Obama's parents - Barack Obama Sr., a black man from a poor village in Kenya, and Ann Dunham, a white woman whose parents grew up in Kansas - met at the University of Hawaii and married in Honolulu.
After the marriage failed, a 6-year-old Obama left Hawaii to spend four years in Indonesia with his mother and Indonesian stepfather, Lolo Soetoro. In 1971, Obama's mother sent him back to Honolulu to stay with his maternal grandparents.
Obama still returns almost every Christmas to visit family, indulge in local sushi, body surf at a beach on the southeastern coast of Oahu and look for sea turtles, Soetoro-Ng said. His parents and grandfather have died, and his grandmother is in poor health but has been following the presidential race closely on television, she said.

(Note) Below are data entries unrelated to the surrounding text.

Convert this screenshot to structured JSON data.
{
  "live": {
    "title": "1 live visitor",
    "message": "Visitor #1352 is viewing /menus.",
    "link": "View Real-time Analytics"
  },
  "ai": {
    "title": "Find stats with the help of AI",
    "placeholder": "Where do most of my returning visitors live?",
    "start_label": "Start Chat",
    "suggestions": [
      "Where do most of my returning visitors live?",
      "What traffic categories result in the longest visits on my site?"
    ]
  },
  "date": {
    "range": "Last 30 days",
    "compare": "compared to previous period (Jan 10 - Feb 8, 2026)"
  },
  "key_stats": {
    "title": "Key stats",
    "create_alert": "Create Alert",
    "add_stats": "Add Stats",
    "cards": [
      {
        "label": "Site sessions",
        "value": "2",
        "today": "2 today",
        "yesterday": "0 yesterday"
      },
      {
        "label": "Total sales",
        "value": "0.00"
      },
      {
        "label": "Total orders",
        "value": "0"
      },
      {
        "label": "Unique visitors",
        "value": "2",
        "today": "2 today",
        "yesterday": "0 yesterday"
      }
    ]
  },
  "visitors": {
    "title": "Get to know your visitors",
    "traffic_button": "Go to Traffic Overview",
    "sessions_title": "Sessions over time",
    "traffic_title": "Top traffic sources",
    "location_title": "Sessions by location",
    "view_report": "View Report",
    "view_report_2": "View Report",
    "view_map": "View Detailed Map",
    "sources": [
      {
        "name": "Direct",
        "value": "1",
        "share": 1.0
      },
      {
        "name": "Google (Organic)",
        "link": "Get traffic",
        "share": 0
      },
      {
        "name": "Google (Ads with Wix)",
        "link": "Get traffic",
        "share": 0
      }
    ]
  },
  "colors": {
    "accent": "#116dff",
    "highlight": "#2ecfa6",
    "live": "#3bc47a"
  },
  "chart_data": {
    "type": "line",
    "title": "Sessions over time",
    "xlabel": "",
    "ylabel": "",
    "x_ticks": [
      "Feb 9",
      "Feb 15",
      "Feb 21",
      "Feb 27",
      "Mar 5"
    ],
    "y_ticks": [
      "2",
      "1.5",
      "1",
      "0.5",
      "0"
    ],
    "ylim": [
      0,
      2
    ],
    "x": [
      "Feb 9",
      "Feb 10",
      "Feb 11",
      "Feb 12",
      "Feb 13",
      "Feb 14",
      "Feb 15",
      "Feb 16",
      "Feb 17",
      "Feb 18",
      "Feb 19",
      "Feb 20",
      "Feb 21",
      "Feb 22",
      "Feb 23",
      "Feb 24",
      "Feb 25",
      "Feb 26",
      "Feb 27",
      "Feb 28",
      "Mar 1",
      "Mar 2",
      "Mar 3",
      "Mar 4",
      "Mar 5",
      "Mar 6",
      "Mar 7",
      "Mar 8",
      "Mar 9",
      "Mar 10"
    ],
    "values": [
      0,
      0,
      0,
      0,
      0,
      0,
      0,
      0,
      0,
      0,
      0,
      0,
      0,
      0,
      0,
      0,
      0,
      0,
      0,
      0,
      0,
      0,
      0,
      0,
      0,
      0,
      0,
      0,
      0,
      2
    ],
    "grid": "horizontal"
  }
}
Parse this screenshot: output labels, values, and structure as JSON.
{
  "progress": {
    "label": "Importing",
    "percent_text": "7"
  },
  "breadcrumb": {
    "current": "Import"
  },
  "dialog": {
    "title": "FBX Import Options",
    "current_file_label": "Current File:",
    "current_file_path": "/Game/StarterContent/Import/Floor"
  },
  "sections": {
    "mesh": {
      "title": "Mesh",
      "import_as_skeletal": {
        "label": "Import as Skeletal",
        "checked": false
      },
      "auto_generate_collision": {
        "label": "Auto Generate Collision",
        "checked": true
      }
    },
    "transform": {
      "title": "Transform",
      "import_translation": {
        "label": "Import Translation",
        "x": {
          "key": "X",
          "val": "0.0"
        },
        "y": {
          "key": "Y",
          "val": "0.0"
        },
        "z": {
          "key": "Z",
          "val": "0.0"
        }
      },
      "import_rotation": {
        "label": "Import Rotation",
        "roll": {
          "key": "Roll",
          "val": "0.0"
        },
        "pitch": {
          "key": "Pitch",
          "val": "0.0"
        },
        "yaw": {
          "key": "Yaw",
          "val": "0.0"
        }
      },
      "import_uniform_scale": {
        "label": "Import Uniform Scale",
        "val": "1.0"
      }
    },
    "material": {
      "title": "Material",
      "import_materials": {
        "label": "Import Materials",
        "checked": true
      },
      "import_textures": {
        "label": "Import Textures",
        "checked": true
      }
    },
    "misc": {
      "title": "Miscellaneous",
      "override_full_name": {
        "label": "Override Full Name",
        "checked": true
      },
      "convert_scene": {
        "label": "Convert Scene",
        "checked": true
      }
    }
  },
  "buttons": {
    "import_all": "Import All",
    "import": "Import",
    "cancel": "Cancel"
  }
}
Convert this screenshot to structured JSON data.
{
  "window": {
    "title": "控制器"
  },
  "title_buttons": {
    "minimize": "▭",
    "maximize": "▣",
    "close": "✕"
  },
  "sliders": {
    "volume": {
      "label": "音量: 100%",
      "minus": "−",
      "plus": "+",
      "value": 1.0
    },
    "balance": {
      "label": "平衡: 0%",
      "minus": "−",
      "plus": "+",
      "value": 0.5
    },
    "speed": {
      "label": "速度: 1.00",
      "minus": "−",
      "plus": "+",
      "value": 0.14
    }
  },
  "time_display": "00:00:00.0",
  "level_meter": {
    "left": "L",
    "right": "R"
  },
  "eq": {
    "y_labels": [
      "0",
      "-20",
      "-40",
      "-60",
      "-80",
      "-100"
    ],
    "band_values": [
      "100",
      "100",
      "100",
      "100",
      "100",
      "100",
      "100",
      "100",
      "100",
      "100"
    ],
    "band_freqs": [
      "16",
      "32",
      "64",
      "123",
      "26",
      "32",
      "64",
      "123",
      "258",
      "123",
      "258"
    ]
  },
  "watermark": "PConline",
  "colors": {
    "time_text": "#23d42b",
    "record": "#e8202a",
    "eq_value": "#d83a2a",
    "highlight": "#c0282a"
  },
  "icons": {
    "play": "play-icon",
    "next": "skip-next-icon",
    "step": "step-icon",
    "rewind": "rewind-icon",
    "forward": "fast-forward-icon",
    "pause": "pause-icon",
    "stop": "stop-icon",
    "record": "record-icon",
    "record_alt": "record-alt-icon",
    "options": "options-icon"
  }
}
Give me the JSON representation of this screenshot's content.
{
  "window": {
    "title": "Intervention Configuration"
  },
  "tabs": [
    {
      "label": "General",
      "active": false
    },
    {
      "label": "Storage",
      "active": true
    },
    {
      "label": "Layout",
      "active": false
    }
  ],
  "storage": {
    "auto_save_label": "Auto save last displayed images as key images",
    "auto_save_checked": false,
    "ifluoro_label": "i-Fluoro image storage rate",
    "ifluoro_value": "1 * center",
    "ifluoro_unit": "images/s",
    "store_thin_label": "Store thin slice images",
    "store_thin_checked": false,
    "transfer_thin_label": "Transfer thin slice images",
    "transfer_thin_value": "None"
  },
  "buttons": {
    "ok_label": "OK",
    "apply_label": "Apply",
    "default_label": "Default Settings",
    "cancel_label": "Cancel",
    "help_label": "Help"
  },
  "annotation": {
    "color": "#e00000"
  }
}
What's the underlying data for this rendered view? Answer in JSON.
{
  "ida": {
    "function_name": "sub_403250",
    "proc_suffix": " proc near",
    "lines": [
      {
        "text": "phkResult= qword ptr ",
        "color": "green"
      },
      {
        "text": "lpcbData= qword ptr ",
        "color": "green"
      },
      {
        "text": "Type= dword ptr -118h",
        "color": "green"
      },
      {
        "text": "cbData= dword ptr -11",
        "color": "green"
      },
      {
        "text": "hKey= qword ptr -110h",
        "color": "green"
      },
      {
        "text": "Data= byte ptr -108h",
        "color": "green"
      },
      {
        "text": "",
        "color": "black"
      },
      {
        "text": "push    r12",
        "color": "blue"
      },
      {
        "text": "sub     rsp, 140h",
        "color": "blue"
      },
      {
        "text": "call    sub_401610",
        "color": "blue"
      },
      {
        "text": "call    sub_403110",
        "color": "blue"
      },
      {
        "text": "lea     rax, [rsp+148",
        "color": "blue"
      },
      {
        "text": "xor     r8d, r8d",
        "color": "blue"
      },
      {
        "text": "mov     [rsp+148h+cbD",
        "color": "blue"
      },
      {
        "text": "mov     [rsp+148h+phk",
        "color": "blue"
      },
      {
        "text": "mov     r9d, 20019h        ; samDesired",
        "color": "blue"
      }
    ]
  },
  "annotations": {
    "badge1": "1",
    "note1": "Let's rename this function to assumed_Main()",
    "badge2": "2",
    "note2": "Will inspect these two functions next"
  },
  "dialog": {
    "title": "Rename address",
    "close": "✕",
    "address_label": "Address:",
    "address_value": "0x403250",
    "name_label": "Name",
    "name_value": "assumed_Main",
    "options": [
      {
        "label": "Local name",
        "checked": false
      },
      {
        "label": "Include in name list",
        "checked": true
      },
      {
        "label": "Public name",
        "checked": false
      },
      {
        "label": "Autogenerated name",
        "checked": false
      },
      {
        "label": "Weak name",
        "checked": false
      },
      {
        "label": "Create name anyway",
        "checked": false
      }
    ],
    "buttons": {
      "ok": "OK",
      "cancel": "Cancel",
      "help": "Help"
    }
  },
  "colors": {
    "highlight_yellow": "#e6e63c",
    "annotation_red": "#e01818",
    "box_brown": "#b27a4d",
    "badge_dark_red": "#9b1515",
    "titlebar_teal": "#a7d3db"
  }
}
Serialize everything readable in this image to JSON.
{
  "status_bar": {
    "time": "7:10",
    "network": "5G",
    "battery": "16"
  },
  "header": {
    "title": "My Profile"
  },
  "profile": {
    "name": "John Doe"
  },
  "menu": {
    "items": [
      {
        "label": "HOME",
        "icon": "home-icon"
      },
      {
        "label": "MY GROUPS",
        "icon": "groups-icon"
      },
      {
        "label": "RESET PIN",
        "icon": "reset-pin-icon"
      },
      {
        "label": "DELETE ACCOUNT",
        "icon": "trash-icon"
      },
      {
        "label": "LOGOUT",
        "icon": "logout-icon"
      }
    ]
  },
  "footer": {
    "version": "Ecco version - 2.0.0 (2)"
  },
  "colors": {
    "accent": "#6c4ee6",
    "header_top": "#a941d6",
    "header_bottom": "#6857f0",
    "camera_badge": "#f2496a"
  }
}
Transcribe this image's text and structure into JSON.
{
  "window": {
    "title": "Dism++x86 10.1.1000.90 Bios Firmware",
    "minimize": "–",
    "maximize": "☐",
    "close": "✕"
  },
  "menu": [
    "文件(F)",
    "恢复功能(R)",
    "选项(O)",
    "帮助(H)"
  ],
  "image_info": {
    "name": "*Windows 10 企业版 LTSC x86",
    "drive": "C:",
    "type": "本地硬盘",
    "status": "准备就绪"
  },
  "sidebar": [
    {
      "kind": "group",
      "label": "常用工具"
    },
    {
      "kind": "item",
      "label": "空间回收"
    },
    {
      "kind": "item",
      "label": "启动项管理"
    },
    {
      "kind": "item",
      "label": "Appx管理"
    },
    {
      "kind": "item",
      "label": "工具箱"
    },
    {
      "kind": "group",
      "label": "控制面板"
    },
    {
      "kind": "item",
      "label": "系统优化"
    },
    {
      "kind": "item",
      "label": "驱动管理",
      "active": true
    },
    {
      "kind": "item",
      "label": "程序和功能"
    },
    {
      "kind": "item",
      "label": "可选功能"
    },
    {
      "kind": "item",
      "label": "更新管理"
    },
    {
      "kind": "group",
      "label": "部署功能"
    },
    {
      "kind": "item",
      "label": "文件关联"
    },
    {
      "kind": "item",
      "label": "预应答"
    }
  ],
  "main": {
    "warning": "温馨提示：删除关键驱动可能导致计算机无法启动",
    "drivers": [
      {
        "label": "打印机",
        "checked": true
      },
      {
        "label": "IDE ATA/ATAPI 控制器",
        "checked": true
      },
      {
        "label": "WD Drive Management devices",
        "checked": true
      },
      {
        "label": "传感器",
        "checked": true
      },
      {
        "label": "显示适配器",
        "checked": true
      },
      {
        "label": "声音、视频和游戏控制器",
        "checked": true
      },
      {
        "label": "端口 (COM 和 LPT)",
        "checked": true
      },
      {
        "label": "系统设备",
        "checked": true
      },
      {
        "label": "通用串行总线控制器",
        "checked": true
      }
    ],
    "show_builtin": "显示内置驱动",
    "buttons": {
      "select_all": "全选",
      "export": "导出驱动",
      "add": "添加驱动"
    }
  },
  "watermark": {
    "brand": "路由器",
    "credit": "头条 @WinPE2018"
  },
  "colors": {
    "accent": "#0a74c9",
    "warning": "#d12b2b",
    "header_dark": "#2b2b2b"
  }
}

"Hawaii really is a sanctuary for him - a safe place where he can just relax, where things are in many respects unchanged," Soetoro-Ng said.
In his 1995 memoir, "Dreams from My Father," Obama wrote about growing up with the island's unique food and culture: poi and roast pig, choice cuts of aku for sashimi and spearfishing off Kailua Bay. Living in his grandparents' downtown apartment, he attended the prestigious Punahou School and drove to parties at Army bases.
Classmates at Punahou describe Obama - known as Barry to them - as an upbeat, social person who played basketball and occasionally wore an African-style shirt.
But in his memoirs, Obama described feeling like a misfit in his Indonesian sandals and old-fashioned clothes when he started at the school. As one of the few black students at Punahou - and among a small group of blacks on the island - he remembered someone wanting to touch his hair and being asked whether his father ate people.
He struggled with his racial identity and turned to marijuana to block the questions out, he wrote.
Former classmate Kelli Furushima, who remembered Obama playfully grabbing a pencil from her ear while passing in the hallway, said she never knew about the turmoil Obama was experiencing. But Furushima said she wasn't surprised.
"You don't let the world know how you feel when you're a teenager," she said. "You might be really insecure inside, but when you're walking down the halls, you're laughing."
Soetoro-Ng said her brother was a private man who dealt with questions about his identity and other struggles in "a very personal way."
"He's good though about grappling with them and moving on," she said. "Today he is a man very comfortable with himself and peaceful with his sense of self."
Soetoro-Ng, who is nine years younger than Obama, said her mother divorced Soetoro when she was 9, making Obama the father figure in her life. He toured colleges with her, showed her New York and Chicago and gave her her first novels.
"He let me know the world was large, and that I should get to know as much of it as possible," she said.